Brandon Palaniuk here and I'm going to give you a breakdown on selecting a spinning reel. Let's just start by breaking down exactly what a spinning reel is. It is generally mounted on the foot of the reel--which is this part that attaches to the rod and is oriented to be on the underside of the rod rest with your hand above the spinning reel. If this was a baitcast reel, it would be opposite. You're going to have a lot better days out there on the water if you hold it correctly.
The reason that we choose spinning reels is really the design of this spool. When you turn the spool, you can hear clicking; that is our "drag." So, in light line applications like drop shots, Ned rigs, Wacky rigs, Neko rigs, you want that really smooth, smooth drag because in light line that drag is going to allow us to fight those fish - especially bigger fish - without breaking that light line, so smooth drag is super important.
The other thing that's important is that you want to have the least amount of resistance when you are making your cast with finesse applications, smaller baits and lighter weights. As you make that cast, that line is able to flow smoothly off of the spool without any restriction. That's why a spinning reel is important for those finesse applications where you've got lighter line and lighter baits because there's not going to be any restriction like there would be with a bait caster--where you have a braking system controlling the line and slowing it down.
When you're selecting a reel, it's really important to pair it up with your rod as best as possible. I really like that 2500 to 3000 size. The reason for that is that it's a good balance between spool size and the weight of the reel. You're going to get a really good spool size where it manages that line well, it casts really well, and then you're able to pick that line up at a fairly quick speed. If you go too small, a lot of times you're not getting enough line back to the reel quick enough because that spool is so much smaller. And then, as that spool shrinks, your memory is also going to shrink so it becomes a lot harder to manage that line.

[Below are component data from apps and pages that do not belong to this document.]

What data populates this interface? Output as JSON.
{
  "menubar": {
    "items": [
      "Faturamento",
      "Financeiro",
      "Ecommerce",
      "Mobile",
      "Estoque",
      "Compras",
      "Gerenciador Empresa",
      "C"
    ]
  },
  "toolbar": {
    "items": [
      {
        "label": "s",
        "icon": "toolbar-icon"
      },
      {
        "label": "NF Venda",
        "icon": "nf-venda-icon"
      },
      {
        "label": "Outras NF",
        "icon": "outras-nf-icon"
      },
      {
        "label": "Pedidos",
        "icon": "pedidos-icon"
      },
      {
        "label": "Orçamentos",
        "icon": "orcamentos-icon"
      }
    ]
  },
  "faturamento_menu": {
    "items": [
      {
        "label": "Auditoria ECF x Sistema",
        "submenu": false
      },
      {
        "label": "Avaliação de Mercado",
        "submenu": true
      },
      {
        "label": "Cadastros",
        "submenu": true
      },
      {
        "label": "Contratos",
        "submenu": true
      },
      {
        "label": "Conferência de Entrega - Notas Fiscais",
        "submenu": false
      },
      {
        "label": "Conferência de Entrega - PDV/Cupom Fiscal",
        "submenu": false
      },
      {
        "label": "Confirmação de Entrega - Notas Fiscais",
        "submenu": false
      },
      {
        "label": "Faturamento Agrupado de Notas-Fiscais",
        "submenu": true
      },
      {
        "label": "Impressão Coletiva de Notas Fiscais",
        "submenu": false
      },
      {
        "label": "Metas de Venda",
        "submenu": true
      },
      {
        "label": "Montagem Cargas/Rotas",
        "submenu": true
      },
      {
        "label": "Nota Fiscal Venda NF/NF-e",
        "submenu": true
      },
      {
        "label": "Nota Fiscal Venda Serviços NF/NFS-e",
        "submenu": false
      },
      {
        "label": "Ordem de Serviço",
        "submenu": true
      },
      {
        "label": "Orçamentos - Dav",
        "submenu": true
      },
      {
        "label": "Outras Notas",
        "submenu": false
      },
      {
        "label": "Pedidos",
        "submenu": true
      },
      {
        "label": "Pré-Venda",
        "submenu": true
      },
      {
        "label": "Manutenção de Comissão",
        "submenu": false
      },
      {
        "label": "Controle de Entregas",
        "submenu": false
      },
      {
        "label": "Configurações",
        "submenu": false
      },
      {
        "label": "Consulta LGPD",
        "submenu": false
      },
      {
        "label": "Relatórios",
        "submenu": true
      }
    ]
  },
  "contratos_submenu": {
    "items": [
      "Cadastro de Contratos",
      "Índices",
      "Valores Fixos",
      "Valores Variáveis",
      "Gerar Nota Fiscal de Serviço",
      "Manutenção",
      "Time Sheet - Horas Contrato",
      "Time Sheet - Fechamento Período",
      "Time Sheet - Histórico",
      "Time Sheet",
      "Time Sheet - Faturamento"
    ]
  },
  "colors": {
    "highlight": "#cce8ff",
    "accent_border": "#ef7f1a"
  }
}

You also want your rod and reel to balance. I like to hold my pinky behind the reel seat and then three fingers forward. That gives me really good control of the rod and then it also allows me to put my forward-facing finger up on the blank of the rod if I want. You get a lot more sensitivity that way. But the big thing here is balance. If I have a reel that is too heavy it's going to want to tip backwards and if I have a reel that's too light this rod may tip forward and then you're losing sensitivity, you're losing accuracy on your cast. I like to demonstrate balance by letting the rod rest on one finger at the place where I hold it. If it stays suspended with the ends perfectly horizontal, it's a well-balanced rod and reel.
So, when you're selecting your spinning reel, try to keep in mind; if you go to a longer rod, you may need a little bit bigger spinning reel. But for me, everything I'm doing, bass fishing 6'10" to 7'6", that 3000 size is perfect for me. You know, start out with your budget spinning reels until you get comfortable, and you can go all the way up to $800 spinning reels like this, but just get started. For finesse applications, light line, light baits... spinning reel is the way to go.--Brandon Palaniuk